The 12 May 2010 supercell thunderstorm intercepted by the Second Verification of the Origins of Rotation in Tornadoes Experiment (VORTEX2) is analyzed during a time period of strong low-level rotation in which dual-Doppler radar observations were collected. Two different cyclonic vortices are documented. The first vortex was ''marginally tornadic'' before abruptly weakening, following the development of a descending reflectivity core (DRC) similar to those that have been documented in past studies of supercells. The second vortex rapidly developed immediately north of the DRC shortly after the DRC reached low altitudes, and was associated with a tornado that produced damage near Clinton, Oklahoma. The paper explores the possible roles of the first vortex in triggering the DRC, the DRC in the subsequent initiation of a new updraft pulse on its flank, and the updraft pulse on the development of the second, stronger vortex. The Clinton storm case is, unfortunately, a nice example of the challenges in predicting tornadogenesis within supercell storms even in environments understood to be favorable for tornadoes.
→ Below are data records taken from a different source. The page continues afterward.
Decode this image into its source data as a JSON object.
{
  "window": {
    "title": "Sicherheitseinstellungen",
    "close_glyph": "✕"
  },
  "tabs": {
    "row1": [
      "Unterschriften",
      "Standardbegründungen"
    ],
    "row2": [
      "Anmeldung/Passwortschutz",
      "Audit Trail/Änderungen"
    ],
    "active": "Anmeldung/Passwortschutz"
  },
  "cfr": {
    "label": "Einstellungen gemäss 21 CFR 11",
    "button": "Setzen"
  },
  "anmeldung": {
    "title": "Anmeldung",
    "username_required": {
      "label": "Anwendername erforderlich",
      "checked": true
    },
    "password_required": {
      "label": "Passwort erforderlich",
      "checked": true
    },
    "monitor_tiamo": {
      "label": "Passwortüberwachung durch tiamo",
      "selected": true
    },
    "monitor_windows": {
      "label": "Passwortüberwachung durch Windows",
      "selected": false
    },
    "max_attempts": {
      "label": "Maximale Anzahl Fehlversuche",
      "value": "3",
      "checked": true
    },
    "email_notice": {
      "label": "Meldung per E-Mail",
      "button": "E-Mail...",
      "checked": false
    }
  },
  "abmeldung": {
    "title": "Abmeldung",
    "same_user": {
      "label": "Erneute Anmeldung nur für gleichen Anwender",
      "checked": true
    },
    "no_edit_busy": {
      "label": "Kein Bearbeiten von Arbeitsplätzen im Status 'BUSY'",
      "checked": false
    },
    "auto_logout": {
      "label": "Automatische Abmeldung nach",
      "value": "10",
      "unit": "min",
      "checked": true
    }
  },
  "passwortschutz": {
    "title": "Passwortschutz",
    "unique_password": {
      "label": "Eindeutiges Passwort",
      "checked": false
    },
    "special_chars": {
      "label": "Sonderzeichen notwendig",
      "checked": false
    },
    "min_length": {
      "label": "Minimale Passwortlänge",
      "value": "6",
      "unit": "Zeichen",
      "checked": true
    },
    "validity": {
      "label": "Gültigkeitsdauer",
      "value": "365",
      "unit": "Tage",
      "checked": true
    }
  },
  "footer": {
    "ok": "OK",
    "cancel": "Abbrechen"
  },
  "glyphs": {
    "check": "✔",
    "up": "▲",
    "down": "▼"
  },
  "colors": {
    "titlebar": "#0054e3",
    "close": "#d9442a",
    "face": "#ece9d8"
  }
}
All Science Journal Classification (ASJC) codes
- Atmospheric Science